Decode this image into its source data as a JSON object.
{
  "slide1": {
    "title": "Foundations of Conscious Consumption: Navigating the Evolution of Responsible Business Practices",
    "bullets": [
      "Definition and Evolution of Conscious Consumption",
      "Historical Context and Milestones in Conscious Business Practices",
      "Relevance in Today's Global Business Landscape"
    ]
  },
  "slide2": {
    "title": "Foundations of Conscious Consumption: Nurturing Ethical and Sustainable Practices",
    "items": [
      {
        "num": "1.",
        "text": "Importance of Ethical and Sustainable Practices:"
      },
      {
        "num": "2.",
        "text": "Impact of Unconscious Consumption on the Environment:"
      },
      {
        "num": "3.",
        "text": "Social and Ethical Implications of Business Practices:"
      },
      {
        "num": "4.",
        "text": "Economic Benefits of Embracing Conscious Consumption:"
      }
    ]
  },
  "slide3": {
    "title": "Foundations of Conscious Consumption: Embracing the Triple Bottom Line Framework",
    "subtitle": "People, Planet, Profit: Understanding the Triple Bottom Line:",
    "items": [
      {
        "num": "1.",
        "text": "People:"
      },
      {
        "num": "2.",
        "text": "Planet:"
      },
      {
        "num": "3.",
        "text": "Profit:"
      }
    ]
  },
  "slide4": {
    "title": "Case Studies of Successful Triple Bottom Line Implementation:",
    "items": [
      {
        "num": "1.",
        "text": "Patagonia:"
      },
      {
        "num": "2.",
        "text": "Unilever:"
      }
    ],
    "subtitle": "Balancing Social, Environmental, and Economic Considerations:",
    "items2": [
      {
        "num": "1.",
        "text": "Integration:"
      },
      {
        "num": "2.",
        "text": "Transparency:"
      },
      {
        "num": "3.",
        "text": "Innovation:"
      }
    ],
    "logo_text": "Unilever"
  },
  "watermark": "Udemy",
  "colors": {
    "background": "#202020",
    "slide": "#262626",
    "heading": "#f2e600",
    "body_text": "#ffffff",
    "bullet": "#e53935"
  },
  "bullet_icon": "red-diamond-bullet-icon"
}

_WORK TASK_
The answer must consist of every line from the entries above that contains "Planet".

_ANSWER SPACE_
    "subtitle": "People, Planet, Profit: Understanding the Triple Bottom Line:",
        "text": "Planet:"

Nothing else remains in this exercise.